>>
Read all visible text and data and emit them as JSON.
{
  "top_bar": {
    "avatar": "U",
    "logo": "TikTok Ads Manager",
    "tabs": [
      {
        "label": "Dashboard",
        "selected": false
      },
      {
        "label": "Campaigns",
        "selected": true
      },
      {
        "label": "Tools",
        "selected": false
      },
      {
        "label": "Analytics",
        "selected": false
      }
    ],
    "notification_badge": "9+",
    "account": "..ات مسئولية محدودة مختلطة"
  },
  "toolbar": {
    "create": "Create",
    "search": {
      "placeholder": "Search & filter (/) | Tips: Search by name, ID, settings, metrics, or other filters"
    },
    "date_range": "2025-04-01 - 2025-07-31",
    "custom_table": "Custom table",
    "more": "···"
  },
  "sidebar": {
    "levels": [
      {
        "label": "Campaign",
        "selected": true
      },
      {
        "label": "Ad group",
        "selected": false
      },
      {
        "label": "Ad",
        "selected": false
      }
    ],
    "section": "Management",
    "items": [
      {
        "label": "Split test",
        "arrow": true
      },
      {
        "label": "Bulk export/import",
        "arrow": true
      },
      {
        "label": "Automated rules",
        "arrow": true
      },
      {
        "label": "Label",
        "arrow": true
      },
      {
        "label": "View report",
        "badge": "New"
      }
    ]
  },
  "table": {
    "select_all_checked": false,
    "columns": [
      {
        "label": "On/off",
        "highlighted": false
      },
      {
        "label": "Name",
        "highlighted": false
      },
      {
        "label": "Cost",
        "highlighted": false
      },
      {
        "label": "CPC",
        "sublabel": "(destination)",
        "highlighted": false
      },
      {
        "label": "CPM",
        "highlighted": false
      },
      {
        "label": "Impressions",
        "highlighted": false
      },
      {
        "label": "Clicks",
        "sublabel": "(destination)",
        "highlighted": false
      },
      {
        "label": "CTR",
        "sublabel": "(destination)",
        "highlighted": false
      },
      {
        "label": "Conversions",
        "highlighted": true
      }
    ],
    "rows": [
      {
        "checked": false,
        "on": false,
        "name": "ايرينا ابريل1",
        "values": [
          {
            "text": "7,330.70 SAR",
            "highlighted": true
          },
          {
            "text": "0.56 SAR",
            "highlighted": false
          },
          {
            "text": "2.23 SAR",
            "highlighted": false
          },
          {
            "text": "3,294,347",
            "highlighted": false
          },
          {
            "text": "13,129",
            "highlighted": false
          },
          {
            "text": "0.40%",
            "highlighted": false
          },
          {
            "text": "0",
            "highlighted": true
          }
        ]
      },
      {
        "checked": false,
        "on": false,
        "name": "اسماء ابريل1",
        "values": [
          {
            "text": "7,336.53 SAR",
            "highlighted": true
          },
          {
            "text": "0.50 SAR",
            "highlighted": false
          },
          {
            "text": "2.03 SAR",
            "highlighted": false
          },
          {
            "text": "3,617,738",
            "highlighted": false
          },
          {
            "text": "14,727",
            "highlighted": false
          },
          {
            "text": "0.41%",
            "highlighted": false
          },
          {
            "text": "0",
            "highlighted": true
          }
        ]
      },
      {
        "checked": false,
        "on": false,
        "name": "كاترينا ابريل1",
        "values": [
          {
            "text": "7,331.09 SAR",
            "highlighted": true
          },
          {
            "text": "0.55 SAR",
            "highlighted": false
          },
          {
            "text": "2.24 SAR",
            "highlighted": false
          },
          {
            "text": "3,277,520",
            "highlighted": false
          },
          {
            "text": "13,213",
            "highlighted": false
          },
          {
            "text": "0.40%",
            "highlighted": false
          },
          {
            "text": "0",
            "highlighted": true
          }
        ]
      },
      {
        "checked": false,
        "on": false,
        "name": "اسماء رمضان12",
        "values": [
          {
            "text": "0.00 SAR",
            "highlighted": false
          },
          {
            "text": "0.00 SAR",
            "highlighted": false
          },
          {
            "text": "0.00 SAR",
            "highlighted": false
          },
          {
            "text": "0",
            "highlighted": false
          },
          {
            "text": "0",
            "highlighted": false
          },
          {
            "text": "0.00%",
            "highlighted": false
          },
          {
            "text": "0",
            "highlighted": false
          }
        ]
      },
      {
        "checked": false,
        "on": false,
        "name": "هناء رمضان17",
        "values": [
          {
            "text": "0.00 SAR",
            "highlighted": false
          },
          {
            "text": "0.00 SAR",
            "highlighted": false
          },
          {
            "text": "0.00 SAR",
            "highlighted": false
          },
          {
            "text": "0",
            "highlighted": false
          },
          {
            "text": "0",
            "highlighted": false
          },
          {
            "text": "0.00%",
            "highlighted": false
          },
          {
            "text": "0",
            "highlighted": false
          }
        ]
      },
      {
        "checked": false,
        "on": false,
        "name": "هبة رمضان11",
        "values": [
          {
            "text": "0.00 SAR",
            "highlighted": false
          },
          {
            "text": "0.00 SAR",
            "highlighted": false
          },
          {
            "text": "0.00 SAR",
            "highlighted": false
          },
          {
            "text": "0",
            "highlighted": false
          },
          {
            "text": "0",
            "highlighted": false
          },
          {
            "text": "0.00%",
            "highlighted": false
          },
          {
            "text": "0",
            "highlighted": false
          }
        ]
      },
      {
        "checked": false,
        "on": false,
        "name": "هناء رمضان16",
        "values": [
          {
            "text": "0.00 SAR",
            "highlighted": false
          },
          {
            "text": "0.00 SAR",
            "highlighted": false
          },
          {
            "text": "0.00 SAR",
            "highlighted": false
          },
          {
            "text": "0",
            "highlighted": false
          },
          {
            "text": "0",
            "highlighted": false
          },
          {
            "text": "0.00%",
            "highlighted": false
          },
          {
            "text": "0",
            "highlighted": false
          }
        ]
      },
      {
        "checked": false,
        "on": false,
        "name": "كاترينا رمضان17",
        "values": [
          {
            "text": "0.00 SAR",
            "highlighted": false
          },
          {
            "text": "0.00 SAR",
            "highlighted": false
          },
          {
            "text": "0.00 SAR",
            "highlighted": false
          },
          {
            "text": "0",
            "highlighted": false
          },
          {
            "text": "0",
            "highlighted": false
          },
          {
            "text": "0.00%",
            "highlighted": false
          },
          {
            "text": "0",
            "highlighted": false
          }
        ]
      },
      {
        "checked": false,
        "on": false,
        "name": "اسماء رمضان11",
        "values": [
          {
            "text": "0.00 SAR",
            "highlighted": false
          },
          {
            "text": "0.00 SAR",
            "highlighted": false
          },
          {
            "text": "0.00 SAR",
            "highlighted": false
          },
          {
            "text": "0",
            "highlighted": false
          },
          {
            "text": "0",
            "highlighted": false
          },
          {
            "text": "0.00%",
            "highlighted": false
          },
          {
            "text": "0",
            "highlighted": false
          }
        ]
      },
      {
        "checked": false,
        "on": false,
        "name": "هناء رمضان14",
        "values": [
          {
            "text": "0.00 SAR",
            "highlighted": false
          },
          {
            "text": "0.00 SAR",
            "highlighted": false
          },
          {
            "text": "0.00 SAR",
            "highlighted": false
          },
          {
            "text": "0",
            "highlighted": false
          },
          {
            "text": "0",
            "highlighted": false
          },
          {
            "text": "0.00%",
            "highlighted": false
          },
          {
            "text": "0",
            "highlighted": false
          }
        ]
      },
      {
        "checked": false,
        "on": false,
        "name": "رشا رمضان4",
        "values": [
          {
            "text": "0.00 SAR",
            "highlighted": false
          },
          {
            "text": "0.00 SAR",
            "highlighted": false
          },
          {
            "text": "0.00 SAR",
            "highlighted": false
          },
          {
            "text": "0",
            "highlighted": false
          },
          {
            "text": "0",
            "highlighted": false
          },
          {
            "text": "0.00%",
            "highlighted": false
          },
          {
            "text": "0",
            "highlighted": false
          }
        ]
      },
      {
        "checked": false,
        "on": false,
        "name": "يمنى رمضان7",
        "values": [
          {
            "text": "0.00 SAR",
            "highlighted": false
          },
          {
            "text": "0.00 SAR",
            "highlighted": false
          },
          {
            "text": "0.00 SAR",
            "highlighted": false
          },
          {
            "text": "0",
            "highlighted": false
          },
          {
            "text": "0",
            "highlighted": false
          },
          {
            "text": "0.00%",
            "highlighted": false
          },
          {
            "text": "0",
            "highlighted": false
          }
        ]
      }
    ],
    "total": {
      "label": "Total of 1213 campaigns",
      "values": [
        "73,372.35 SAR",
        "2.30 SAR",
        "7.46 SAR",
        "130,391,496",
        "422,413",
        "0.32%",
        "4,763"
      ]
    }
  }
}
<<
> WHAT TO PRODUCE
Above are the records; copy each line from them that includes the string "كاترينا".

> ANSWER SPACE
        "name": "كاترينا ابريل1",
        "name": "كاترينا رمضان17",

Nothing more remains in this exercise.